Second, delivery. Today, most countries immunize infants, but not large swathes of the adult population. Each will have to prioritize who gets the vaccine first. For example, frontline health care workers, the elderly, people with pre-existing conditions, and providers of public services like teachers, the police, and grocery workers. Most countries will be further stretched as they aim to restore other health services that have been disrupted.
Digital and technological innovation can help. In Pakistan, for example, the World Bank has supported polio vaccination with digital data tools to locate infections, guide vaccinators, and monitor progress. This can help prevent pilferage and diversion of vaccines as well as minimize risks of fraud in administration of vaccines.
Third, public acceptance. Governments may face widespread hesitancy whether the new medicines, developed at record speed using new technologies, are indeed safe. Recent Ebola outbreaks highlighted the importance of building trust in immunization. In the Democratic Republic of Congo, this involved hiring local staff, engaging with community and religious leaders, and conducting campaigns in local languages to counter rumors and misinformation.
We are coordinating closely with Gavi, UNICEF, WHO, CEPI, and the Global Fund and offering financial and technical support. We’ll start by helping countries assess their readiness, quantify cost gaps, and boost health systems to implement vaccination.
IFC recently invested in BioE, an Indian vaccines manufacturer, and expects to help other manufacturers in developing countries expand local production when vaccines are available. Innovative solutions include the repurposing of food distribution channels to deliver vaccines and the use of blockchain to trace the delivery.
Yemen and Ethiopia needed better facilities as well as medical supplies and equipment.
In Afghanistan, our support has boosted laboratory systems and delivery of services. We’ve helped Egypt launch a national campaign on COVID prevention and continue routine medical services. And we’ve helped acquire medical equipment in Argentina, Ecuador, Indonesia, Haiti, Senegal, Somalia, and Ukraine.
“The challenge of distributing COVID-19 vaccines demonstrates the need for strong, inclusive health systems in every country.

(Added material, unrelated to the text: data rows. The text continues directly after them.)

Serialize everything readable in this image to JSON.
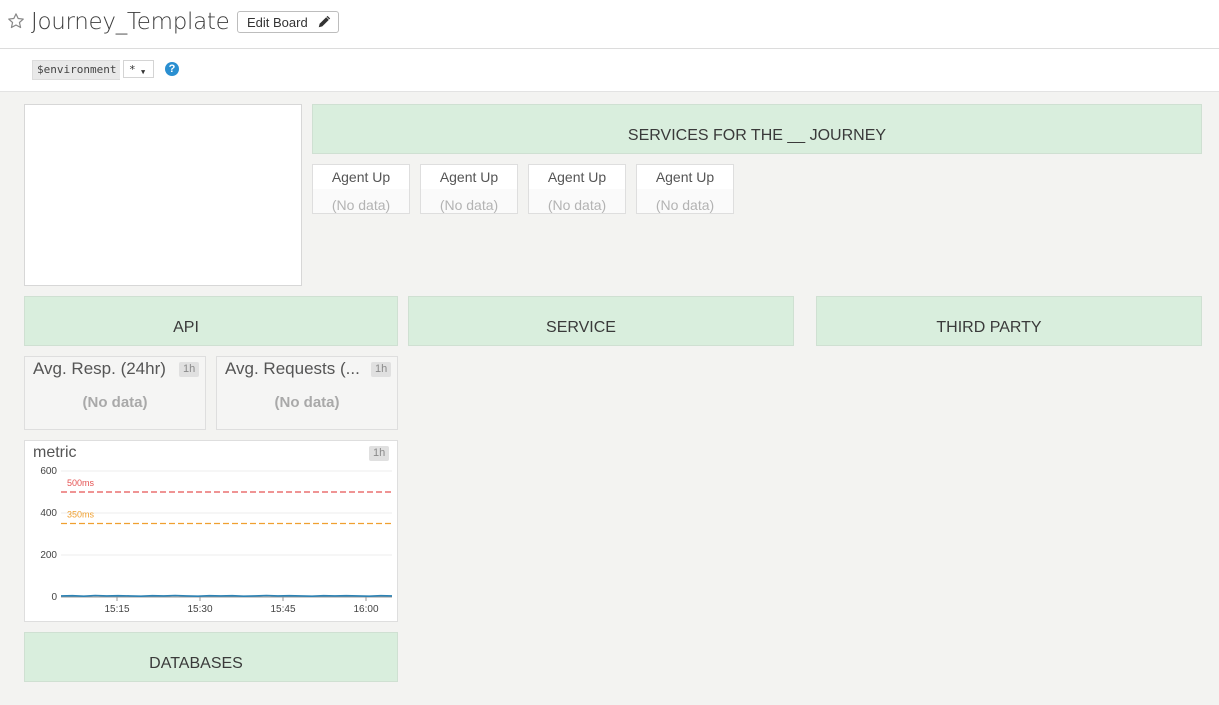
{
  "header": {
    "title": "Journey_Template",
    "edit_label": "Edit Board"
  },
  "template_vars": {
    "name": "$environment",
    "value": "*",
    "help": "?"
  },
  "widgets": {
    "services_heading": "SERVICES FOR THE __ JOURNEY",
    "agents": [
      {
        "title": "Agent Up",
        "value": "(No data)"
      },
      {
        "title": "Agent Up",
        "value": "(No data)"
      },
      {
        "title": "Agent Up",
        "value": "(No data)"
      },
      {
        "title": "Agent Up",
        "value": "(No data)"
      }
    ],
    "notes": {
      "api": "API",
      "service": "SERVICE",
      "third_party": "THIRD PARTY",
      "databases": "DATABASES"
    },
    "metrics": [
      {
        "title": "Avg. Resp. (24hr)",
        "badge": "1h",
        "value": "(No data)"
      },
      {
        "title": "Avg. Requests (...",
        "badge": "1h",
        "value": "(No data)"
      }
    ],
    "timeseries": {
      "title": "metric",
      "badge": "1h"
    }
  },
  "chart_data": {
    "type": "line",
    "x_ticks": [
      "15:15",
      "15:30",
      "15:45",
      "16:00"
    ],
    "ylim": [
      0,
      600
    ],
    "y_ticks": [
      0,
      200,
      400,
      600
    ],
    "series": [
      {
        "color": "#2c83b5",
        "values": [
          5,
          6,
          4,
          7,
          5,
          6,
          5,
          4,
          6,
          5,
          7,
          5,
          4,
          6,
          5,
          6,
          4,
          5,
          7,
          5,
          6,
          5,
          4,
          6,
          5,
          6,
          5,
          4,
          6,
          5
        ]
      }
    ],
    "markers": [
      {
        "label": "500ms",
        "value": 500,
        "color": "#e55353"
      },
      {
        "label": "350ms",
        "value": 350,
        "color": "#f0a030"
      }
    ],
    "grid": true
  }
}
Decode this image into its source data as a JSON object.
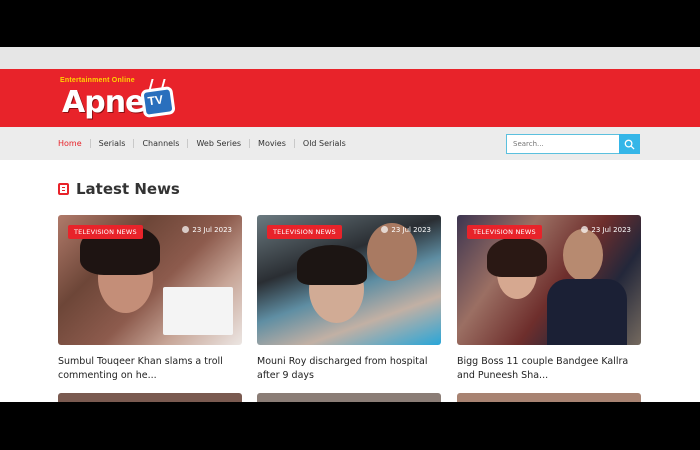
{
  "brand": {
    "tagline": "Entertainment Online",
    "name": "Apne",
    "tv": "TV"
  },
  "nav": {
    "items": [
      "Home",
      "Serials",
      "Channels",
      "Web Series",
      "Movies",
      "Old Serials"
    ]
  },
  "search": {
    "placeholder": "Search..."
  },
  "section": {
    "title": "Latest News"
  },
  "news": [
    {
      "category": "TELEVISION NEWS",
      "date": "23 Jul 2023",
      "headline": "Sumbul Touqeer Khan slams a troll commenting on he..."
    },
    {
      "category": "TELEVISION NEWS",
      "date": "23 Jul 2023",
      "headline": "Mouni Roy discharged from hospital after 9 days"
    },
    {
      "category": "TELEVISION NEWS",
      "date": "23 Jul 2023",
      "headline": "Bigg Boss 11 couple Bandgee Kallra and Puneesh Sha..."
    }
  ],
  "colors": {
    "accent": "#e8232a",
    "search_button": "#35b6e8"
  }
}
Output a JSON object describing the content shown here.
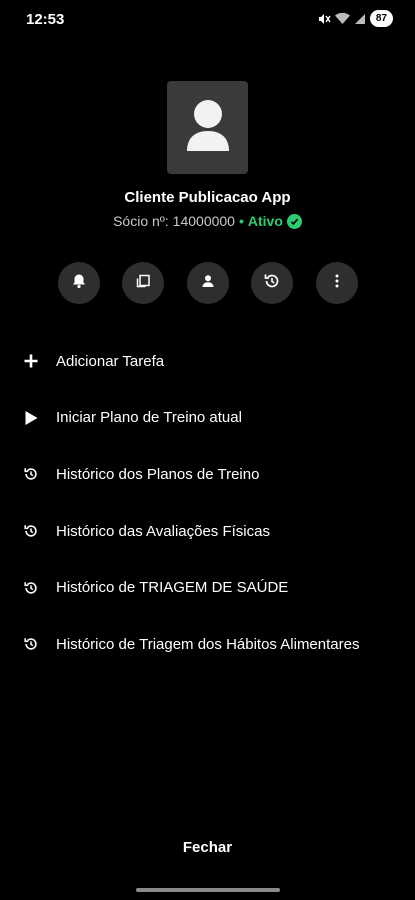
{
  "status_bar": {
    "time": "12:53",
    "battery": "87",
    "icons": [
      "mute-icon",
      "wifi-icon",
      "signal-icon",
      "battery-icon"
    ]
  },
  "profile": {
    "name": "Cliente Publicacao App",
    "member_label": "Sócio nº: 14000000",
    "separator": "•",
    "status": "Ativo",
    "status_color": "#2ecc71",
    "avatar_icon": "person-placeholder-icon"
  },
  "actions": [
    {
      "icon": "bell-icon"
    },
    {
      "icon": "copy-document-icon"
    },
    {
      "icon": "person-icon"
    },
    {
      "icon": "history-icon"
    },
    {
      "icon": "more-vertical-icon"
    }
  ],
  "menu": [
    {
      "icon": "plus-icon",
      "label": "Adicionar Tarefa"
    },
    {
      "icon": "play-icon",
      "label": "Iniciar Plano de Treino atual"
    },
    {
      "icon": "history-icon",
      "label": "Histórico dos Planos de Treino"
    },
    {
      "icon": "history-icon",
      "label": "Histórico das Avaliações Físicas"
    },
    {
      "icon": "history-icon",
      "label": "Histórico de TRIAGEM DE SAÚDE"
    },
    {
      "icon": "history-icon",
      "label": "Histórico de Triagem dos Hábitos Alimentares"
    }
  ],
  "footer": {
    "close_label": "Fechar"
  },
  "colors": {
    "background": "#000000",
    "button_bg": "#2e2e2e",
    "avatar_bg": "#3a3a3a",
    "accent_green": "#2ecc71"
  }
}
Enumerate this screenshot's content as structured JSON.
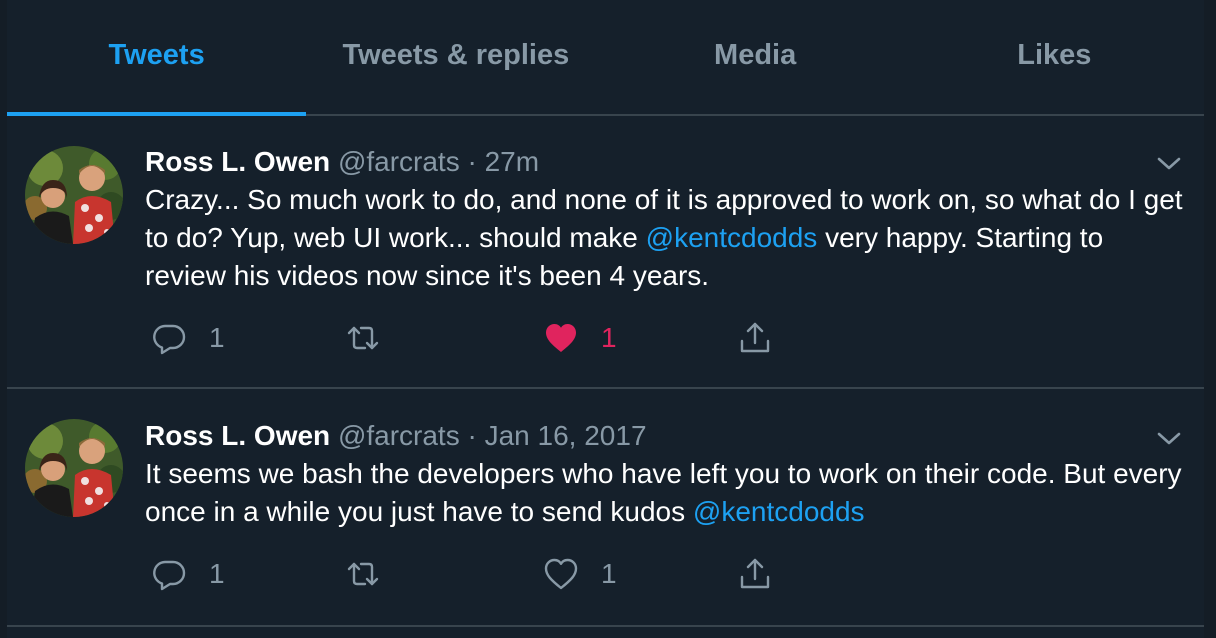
{
  "tabs": [
    {
      "label": "Tweets",
      "active": true
    },
    {
      "label": "Tweets & replies",
      "active": false
    },
    {
      "label": "Media",
      "active": false
    },
    {
      "label": "Likes",
      "active": false
    }
  ],
  "tweets": [
    {
      "name": "Ross L. Owen",
      "handle": "@farcrats",
      "separator": "·",
      "time": "27m",
      "text_before": "Crazy... So much work to do, and none of it is approved to work on, so what do I get to do? Yup, web UI work... should make ",
      "mention": "@kentcdodds",
      "text_after": " very happy. Starting to review his videos now since it's been 4 years.",
      "reply_count": "1",
      "retweet_count": "",
      "like_count": "1",
      "liked": true
    },
    {
      "name": "Ross L. Owen",
      "handle": "@farcrats",
      "separator": "·",
      "time": "Jan 16, 2017",
      "text_before": "It seems we bash the developers who have left you to work on their code. But every once in a while you just have to send kudos ",
      "mention": "@kentcdodds",
      "text_after": "",
      "reply_count": "1",
      "retweet_count": "",
      "like_count": "1",
      "liked": false
    }
  ],
  "colors": {
    "background": "#15202b",
    "accent": "#1da1f2",
    "muted": "#8899a6",
    "like": "#e0245e",
    "border": "#38444d"
  },
  "icons": [
    "reply-icon",
    "retweet-icon",
    "heart-icon",
    "share-icon",
    "chevron-down-icon"
  ]
}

We need to take a broad view and build more resilience, because it’s certain that there will be future health emergencies.”
The urgent need for vaccination can also bolster broader health efforts: for example, Afghanistan’s polio program and Nigeria’s routine immunization program have strengthened primary health care by improving common platform systems, including logistics and cold chain capacity.
, rich or poor, in every country. I’m hopeful that this moment can be a watershed, where all of us recognize that no one’s health is fully protected until all of us are.